A Kid’s Wearable… for Parents

Mom’s “eyes on the back of her head” are sounding old fashion now that kids can wear tracking devices on their wrists. By collecting location data using Wi-Fi and GPS, in addition to 2G/3G network compatibility, LG’s KizON wearable provides tracking and calling features with an accompanying mobile app.


KizON has a variety of methods to monitor a child’s whereabouts. Acting as a simplified cell phone, KizON can receive calls from a pre-set contact list. However, if a child does not respond within ten seconds, the KizON microphone activates so parents can listen in. Additionally, a one step direct call button allows children to contact a caretaker. This phone number can be changed at any time, as long as the adult has an Android smartphone running 4.1 or higher. KizON can also send location updates at scheduled times using the app. Then, when the 36 hour battery is exhausted, KizON will alert parents to recharge the device.

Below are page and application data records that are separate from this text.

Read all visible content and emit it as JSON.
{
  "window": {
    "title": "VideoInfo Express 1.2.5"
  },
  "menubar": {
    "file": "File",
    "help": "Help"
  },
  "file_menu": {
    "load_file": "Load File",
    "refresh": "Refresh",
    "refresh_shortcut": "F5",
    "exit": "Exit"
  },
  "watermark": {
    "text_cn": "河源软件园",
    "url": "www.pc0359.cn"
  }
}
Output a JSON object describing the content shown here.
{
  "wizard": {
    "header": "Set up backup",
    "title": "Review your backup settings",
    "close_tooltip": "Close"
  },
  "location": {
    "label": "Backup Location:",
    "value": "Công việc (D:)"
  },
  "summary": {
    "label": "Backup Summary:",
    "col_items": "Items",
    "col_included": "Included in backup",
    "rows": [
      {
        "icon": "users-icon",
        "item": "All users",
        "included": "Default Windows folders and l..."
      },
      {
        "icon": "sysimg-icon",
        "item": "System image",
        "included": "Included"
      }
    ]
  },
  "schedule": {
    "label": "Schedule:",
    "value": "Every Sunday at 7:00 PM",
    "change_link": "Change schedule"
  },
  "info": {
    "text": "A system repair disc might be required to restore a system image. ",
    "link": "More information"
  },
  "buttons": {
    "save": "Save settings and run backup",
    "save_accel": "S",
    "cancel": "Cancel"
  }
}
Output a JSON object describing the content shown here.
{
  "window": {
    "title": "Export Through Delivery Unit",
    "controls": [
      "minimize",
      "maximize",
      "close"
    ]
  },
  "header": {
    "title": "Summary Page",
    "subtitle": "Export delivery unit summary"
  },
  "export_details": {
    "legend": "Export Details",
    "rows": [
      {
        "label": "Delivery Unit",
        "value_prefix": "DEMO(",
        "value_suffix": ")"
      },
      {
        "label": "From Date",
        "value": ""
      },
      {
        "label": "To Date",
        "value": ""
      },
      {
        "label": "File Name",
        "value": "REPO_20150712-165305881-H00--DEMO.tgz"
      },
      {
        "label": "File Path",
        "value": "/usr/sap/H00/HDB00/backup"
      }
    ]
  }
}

The wristband is not only eco-friendly, but also kid-friendly with its flexible, water and stain resistant material. LG also expects to offer accessories, such as cases with a popular cartoon characters. Although the device is primarily marketed for kids- with youthful pink, blue and green designs-LG explains that the device can also serve the elderly. The wearable’s chunky appearance may be aesthetically unpleasant. However, the sleek, fragile devices people have grown to prefer may not suit the lifestyle or dexterity of these particular age brackets.

playingKizON made its debut on July 10 in South Korea. The device is expected to arrive in North America and Europe markets by September. Details regarding price will be announced locally.

KizON enables parents to communicate with their children without the controversy of giving a youngster a full-functioning cell phone. But how will children’s tracking wearables change the conversation about safety? Will parents and children become too dependent on the wearable? How do you think children will respond to wearing the device? What about elementary schools and day care programs?

Leave a Reply